Common examples include microphones or lighting fixtures dangling from above, harsh creases, blemishes or tears in the background screen.
Crop Source, located in the Image tab just below LiveMatte, can serve as a garbage matte to remove this sort of intrusion.
Recommendations for Your Settings
LiveMatte is straightforward to configure.
Some workflow tips:
Initially turn Smoothness off or nearly so. Likewise begin with a low value for Tolerance – perhaps just 5-10, or so. Put the video source on Preview or Program Output before you do so, to provide a larger view to help you assess your settings.
Pick your primary Color, but – before releasing the mouse button – slide the eyedropper around to different parts the background. Watch the monitor as you do so to see how the area of transparency is affected by different Color choices.
Release the mouse when you find the color that produces maximum results. It’s often preferable to pick an average color from a location fairly close to the boundary between the background and foreground regions.
Now you can start to ramp up Tolerance. Bring it up slowly until most of the background color has been eliminated, cutting away most of the background to within a few pixels of the foreground/background boundary. Now raise Smoothness to fine tune that edge region, and you’re nearly done.
Before considering your settings final, make sure to test the result using a moving source. This sometimes reveals that overly aggressive settings cause small blocks of pixels in the edge region to appear to snap on and off during motion - as they either qualify or disqualify for inclusion in the resulting matte
(A little reduction in Tolerance and increase in Smoothness usually resolves this problem).
Tip: It can be useful to zoom in using Position controls when fine tuning LiveMatte.
Lighting for LiveMatte
When preparing your set, the single most important aspect of pulling a clean key is lighting. The lighting should be even and diffuse. Bright hotspots and shadows create different shades on the wall, and overexposed areas lack sufficient color for clean keying (it is not how much light you have on the key wall, but how evenly lit that wall is). Naturally, you want to keep your green (or blue) screen clean and free of wrinkles, ripples, folds, tears, or other blemishes, as well.
Second, the distance from your talent to the screen behind can make a profound difference in key quality. When the subject stands too close to the key colored background, the key color reflects back onto the subject, creating a green or blue fringe that is difficult to remove. If you have available space, move your subject farther away from the wall.
When good distance is out of the question, you can improve things somewhat by placing lights above and behind the talent, lighting them from behind with a complimentary color filter over the light to cancel out unwanted reflection (for green use a magenta filter; for blue, orange or amber.

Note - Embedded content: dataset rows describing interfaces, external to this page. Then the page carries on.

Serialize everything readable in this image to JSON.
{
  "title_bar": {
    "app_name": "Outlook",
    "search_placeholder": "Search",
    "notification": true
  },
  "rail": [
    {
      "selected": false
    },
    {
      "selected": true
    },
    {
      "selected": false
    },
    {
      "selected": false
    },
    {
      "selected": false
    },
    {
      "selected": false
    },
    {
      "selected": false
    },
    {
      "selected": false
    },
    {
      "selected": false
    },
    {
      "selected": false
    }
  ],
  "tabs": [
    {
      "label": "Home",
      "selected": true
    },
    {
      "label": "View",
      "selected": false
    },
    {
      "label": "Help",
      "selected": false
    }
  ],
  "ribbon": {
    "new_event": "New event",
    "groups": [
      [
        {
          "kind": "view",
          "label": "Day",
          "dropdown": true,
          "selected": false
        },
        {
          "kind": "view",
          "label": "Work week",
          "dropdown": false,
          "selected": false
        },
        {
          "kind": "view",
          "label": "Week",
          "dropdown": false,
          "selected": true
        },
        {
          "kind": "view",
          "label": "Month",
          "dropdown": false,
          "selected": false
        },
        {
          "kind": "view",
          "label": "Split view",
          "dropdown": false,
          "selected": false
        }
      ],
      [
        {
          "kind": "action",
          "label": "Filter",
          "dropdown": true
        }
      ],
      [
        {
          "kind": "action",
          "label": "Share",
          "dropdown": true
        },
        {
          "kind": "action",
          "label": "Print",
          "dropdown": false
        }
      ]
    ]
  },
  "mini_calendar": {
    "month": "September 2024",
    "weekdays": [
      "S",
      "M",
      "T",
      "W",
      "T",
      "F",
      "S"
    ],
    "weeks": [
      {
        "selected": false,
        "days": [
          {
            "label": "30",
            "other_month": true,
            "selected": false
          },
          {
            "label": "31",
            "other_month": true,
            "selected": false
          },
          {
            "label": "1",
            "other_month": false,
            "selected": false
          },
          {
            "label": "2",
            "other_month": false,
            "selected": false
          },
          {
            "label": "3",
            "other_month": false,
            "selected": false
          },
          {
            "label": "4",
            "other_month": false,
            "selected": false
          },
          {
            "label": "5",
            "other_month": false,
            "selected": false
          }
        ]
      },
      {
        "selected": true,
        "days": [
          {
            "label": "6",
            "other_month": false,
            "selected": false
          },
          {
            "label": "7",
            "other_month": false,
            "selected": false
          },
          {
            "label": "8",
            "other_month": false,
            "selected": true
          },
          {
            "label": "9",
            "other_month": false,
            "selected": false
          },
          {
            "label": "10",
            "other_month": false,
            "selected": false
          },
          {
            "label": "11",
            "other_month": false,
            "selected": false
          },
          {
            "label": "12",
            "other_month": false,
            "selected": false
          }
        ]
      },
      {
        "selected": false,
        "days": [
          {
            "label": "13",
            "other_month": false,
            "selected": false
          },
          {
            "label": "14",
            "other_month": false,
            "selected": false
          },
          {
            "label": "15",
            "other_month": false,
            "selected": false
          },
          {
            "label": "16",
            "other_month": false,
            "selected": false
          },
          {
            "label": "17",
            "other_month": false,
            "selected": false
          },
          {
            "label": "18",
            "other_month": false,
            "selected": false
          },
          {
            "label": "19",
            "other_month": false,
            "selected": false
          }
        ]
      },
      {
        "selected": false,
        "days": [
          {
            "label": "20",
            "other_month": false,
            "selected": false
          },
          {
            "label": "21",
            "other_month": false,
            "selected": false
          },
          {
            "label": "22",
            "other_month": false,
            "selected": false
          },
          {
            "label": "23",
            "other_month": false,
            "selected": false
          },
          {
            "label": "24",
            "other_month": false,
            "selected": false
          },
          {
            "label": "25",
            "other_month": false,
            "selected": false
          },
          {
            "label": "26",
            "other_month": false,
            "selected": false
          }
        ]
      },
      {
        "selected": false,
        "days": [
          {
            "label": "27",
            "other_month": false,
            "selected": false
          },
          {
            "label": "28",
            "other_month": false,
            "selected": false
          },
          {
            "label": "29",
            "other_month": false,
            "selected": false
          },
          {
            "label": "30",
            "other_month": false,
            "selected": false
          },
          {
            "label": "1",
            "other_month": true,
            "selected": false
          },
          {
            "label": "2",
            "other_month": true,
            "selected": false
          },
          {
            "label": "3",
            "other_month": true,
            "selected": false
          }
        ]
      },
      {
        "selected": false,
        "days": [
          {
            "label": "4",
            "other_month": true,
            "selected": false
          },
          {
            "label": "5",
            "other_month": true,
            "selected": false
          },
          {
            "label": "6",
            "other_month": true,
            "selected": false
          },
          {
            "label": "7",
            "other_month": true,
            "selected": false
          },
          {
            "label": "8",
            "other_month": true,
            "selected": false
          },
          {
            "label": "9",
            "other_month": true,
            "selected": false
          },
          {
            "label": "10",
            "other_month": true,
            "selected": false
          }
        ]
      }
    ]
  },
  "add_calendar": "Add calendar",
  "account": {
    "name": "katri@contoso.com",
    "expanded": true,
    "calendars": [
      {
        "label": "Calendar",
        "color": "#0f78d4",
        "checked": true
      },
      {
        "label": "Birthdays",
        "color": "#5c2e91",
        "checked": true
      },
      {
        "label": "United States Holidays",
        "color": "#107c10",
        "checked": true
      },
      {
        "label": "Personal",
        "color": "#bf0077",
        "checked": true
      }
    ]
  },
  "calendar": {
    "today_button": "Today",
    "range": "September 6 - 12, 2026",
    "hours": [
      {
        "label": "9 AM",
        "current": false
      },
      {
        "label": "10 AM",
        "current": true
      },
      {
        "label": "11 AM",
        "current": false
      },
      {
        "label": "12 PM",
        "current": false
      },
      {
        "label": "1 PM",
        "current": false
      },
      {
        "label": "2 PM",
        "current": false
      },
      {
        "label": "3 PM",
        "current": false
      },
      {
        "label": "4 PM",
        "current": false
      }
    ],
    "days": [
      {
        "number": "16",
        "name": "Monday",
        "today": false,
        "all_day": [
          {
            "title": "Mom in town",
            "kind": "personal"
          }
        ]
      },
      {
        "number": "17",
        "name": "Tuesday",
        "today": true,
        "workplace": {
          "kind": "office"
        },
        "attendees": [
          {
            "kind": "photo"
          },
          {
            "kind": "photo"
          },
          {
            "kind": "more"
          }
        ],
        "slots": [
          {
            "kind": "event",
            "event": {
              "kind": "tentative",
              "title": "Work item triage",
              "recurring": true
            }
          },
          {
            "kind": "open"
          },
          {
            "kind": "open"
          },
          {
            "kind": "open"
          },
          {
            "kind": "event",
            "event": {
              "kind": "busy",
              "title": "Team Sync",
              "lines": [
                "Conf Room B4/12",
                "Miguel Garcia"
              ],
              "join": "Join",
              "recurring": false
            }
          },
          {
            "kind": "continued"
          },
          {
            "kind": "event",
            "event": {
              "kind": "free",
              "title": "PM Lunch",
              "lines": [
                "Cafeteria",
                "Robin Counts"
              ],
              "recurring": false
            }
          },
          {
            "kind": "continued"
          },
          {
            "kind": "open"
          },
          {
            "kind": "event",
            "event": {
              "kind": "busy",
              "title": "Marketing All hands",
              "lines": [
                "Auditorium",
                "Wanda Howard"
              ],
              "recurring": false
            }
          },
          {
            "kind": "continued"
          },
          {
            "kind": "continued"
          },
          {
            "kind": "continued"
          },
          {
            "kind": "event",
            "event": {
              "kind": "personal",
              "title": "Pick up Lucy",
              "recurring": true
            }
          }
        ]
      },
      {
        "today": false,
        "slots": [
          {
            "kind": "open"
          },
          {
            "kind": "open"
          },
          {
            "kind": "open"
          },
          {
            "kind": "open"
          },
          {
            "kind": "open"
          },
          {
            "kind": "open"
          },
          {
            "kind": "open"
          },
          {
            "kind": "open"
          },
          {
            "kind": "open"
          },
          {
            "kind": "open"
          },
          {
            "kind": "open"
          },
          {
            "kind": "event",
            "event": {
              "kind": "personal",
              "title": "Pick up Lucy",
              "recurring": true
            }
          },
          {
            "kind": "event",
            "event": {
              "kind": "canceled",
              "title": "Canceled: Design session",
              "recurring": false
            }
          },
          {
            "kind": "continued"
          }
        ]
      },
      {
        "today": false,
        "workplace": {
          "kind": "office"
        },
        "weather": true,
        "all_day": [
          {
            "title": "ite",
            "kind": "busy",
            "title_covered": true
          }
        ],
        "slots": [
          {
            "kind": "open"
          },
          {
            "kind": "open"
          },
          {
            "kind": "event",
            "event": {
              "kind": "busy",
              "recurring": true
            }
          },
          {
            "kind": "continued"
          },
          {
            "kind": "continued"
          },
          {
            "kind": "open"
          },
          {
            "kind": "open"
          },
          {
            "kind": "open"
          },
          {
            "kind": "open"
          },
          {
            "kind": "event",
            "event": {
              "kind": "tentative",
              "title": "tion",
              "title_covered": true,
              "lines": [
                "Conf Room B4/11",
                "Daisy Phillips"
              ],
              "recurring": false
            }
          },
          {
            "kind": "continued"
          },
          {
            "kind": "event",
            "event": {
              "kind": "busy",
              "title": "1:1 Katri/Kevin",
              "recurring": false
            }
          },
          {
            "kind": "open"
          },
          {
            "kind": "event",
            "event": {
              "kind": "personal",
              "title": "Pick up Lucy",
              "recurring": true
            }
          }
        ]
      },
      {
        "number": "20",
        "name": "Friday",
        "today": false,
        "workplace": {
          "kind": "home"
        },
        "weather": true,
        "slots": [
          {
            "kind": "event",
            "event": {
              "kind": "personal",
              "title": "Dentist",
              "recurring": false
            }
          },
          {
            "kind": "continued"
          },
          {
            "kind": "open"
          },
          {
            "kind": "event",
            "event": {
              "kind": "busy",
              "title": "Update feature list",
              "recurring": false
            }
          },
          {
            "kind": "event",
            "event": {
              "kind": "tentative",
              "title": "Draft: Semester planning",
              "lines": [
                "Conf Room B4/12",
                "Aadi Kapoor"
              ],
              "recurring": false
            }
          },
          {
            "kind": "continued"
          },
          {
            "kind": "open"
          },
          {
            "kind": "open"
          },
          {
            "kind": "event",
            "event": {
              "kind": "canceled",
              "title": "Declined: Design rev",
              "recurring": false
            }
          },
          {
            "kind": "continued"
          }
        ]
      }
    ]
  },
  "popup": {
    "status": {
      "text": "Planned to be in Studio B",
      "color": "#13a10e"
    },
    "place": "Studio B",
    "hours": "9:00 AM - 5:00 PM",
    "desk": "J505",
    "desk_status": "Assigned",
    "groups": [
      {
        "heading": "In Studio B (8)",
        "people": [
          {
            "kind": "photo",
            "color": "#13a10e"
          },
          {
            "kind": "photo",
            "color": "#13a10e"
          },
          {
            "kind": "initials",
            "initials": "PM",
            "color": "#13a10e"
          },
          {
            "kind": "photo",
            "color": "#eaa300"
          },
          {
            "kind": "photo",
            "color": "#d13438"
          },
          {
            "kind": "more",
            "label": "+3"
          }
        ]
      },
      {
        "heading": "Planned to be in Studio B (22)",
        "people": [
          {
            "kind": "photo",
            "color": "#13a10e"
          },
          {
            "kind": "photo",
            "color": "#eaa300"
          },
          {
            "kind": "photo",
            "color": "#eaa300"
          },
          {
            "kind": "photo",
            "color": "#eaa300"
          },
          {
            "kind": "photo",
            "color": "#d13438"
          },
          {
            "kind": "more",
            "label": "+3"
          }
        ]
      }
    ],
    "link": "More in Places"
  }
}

Don’t overdo back (or top) lighting, however. The limited dynamic range of the camera means there is little useful color data in badly over-exposed highlights. This can make it next to impossible to separate fringe zones (such as hair detail) from the background (especially when this is also overexposed).